This painting shows two women in a dressmaker’s workshop.
Which one would you say is the main character? How has the artist shown us that?
The women don’t seem to be talking to each other.
What might they be thinking about?
What do you think the occasion is?
Think about their poses.
Do you think they would feel natural and comfortable or not?
Dressmakers would be very skilled at measuring, cutting fabric and sewing.
Why not try some sewing yourself?
You could practise by sewing a button onto an old sock, or you could make something using old fabric – like the scarf we made for our teddy here.
Check with an adult before you start!
© 2021 Marie-Louise von Motesiczky Charitable Trust
You will need: a needle and thread, pins, scissors, your teddy and some old fabric.
- Measure the fabric and your teddy
- Cut out the fabric
- Pin it together. Be careful!
- Thread your needle. Ask for help if it is tricky.
5. Sew your fabric together. You could try different stitches, such as a ladder stitch, a whipstitch or a running stitch.
6. Trim off any excess fabric.
7. Style up your teddy!

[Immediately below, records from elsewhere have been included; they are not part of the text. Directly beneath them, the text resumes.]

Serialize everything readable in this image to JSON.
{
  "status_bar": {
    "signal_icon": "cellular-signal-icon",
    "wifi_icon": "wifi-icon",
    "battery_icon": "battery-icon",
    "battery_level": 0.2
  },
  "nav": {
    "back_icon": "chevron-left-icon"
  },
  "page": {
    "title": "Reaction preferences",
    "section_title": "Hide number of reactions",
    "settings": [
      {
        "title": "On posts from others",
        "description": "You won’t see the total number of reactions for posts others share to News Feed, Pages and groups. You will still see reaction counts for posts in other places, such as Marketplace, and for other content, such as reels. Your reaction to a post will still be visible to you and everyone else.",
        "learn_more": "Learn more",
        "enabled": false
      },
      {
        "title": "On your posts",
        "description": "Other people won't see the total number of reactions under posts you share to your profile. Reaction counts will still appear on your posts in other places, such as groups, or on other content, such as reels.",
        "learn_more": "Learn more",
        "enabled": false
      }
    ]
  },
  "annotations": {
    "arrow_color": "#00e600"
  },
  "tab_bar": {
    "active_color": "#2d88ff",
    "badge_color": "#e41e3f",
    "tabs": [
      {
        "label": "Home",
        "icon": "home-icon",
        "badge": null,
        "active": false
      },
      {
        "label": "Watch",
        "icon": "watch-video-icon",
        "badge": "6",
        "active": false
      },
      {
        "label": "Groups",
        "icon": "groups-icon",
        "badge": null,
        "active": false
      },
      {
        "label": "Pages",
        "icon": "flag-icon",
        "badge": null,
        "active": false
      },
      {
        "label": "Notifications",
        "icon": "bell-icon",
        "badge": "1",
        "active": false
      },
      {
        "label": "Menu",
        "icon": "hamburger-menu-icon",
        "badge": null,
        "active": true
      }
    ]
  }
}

The figure being fitted for a white dress is the artist, who was aged around twenty-four and living in Paris at the time. She stands slightly awkwardly with her arm raised so the dressmaker can work and our eyes are drawn to the woman’s careful hands. This was a familiar activity for the artist, who enjoyed buying clothes.
Our Head of Learning, Miranda Stearn, told us about her experience of teaching with this painting:
“When we show young people particularly, but older ones too, people assume it is a wedding dress fitting – partly I imagine because she is in white, but also because in the present day that is almost the only kind of dress people get fitted for. But in the 1930s this would have been a more normal experience for women of a certain background.
For me, this is a painting about work – specifically of being a woman. There is the dressmaker, who is clearly working. But being fitted for the dress, and that slightly awkward body language, is also work: the work of maintaining a polished, elegant appearance. Try contrasting this to earlier society portraits of women by men, which feel all about the effortless grace and elegance: this painting shows us the reality of the effort that goes into creating the perfect image captured by those earlier portraits – women’s lived experience.”